No More Coal MinesThe Pew Cheritable Trust has put together another excellent report that shows the global expansion of renewable energy, and points out how the U.S. is falling behind in yet another industry. From the report:

The clean energy industry is gathering momentum around the world. Innovation and investment are helping to bring down the cost of solar, wind, and other emerging technologies. As a result, markets for clean energy goods nd services are growing, and a new global competition is
developing among companies and countries alike.

In the United States, however, the outlook is less positive. The country that helped to pioneer a wide variety of advanced energy technologies finds itself in a precarious competitive position heading into 2013. America is no longer the clean energy superpower, and its position in innovation, manufacturing, and deployment is being hallenged by competitors in Europe and Asia.

Although initiatives in recent years have helped to stimulate clean energy progress in the United States, the future of government policy is now uncertain and weighs heavily on U.S. industry and its competitive prospects.

In the United States, cumulative clean energy installations from 2012 to 2018 are projected to reach 126 gigawatts (GW), which would more than double non-hydroelectric generating  capacity. The $269 billion in projected revenue associated with installations in the United States during the 2012-18 period represents 14.5 percent of the global total. Revenue in the U.S. market is expected to grow during the period at a compound annual rate of 14 percent. Whether the U.S. industry can capitalize on these economic opportunities remains an open question. Once a world leader in innovation and manufacturing of clean energy technologies, the United States now faces considerable competitive challenges. It lags other nations on a variety of measures, including clean energy deployment and manufacturing. Even its long-standing lead in innovation is at risk.

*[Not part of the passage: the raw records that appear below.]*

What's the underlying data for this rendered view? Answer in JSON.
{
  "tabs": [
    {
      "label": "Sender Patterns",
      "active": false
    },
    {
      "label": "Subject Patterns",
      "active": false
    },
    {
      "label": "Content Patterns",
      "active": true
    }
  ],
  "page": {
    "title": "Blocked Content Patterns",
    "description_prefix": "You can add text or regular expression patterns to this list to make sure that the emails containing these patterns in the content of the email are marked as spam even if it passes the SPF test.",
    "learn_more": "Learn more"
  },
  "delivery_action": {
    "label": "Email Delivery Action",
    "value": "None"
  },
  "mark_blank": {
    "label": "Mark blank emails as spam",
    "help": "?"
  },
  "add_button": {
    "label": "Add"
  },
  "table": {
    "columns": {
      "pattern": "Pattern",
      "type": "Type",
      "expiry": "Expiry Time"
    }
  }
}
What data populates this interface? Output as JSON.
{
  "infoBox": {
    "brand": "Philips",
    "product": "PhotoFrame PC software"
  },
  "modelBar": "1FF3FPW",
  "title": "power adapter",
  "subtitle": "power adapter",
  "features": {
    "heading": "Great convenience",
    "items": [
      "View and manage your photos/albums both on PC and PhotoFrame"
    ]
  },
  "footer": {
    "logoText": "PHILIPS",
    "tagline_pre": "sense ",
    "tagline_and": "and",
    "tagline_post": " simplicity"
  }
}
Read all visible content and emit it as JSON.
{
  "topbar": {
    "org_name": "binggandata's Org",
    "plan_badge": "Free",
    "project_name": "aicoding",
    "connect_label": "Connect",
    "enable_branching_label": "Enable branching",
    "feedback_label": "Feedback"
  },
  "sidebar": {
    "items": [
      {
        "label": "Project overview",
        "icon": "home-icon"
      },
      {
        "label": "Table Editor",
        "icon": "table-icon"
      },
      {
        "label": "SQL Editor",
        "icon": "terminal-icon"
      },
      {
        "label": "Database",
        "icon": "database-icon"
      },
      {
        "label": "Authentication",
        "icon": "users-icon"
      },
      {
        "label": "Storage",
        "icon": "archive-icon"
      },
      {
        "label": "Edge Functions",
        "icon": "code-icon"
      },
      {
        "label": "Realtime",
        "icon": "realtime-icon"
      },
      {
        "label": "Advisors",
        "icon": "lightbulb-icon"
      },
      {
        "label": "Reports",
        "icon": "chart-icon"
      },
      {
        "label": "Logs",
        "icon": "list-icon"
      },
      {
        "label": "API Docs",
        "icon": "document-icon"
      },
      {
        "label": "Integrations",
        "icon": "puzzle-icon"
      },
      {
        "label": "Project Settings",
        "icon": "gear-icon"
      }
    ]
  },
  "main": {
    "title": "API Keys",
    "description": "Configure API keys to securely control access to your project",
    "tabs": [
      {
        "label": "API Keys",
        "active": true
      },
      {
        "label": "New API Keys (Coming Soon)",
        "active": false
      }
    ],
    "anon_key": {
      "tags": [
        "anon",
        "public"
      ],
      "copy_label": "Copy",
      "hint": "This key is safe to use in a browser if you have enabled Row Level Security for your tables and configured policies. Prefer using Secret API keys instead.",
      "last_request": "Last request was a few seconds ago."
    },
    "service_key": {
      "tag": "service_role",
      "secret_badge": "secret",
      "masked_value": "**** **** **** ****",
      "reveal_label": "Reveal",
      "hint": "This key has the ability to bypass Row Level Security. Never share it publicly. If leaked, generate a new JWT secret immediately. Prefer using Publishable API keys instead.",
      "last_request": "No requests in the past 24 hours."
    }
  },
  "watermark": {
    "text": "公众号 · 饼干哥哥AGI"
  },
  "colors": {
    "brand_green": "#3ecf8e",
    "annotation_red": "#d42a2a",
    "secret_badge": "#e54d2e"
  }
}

The Pew Trust recommended that policy makers do the following: Establish a clean energy standard to guide deployment and investment for the long term.

  • Significantly increase investment in energy research and development
  • Enact a multiyear but time-limited extension of tax credits for clean energy sources
  • Level the playing field across the energy sector by evaluating barriers to competition
  • Enhance clean energy manufacturing in the United States
  • Expand markets for U.S. goods and services

Me here: The results of having a country devided is again showing it's dirty little head. If we could all put our differences aside and work together at getting the oil industry and the coal mines behind us, we could build a clean economy that works for the good of all. I plan on calling my politicians again to tell them to stop wasting our money abroad and focus on clean energy here, I hope you do too. The country's electric grid and an electric car infrastructure are two good places to start.

The entire PEW report should be read here.

George Lopez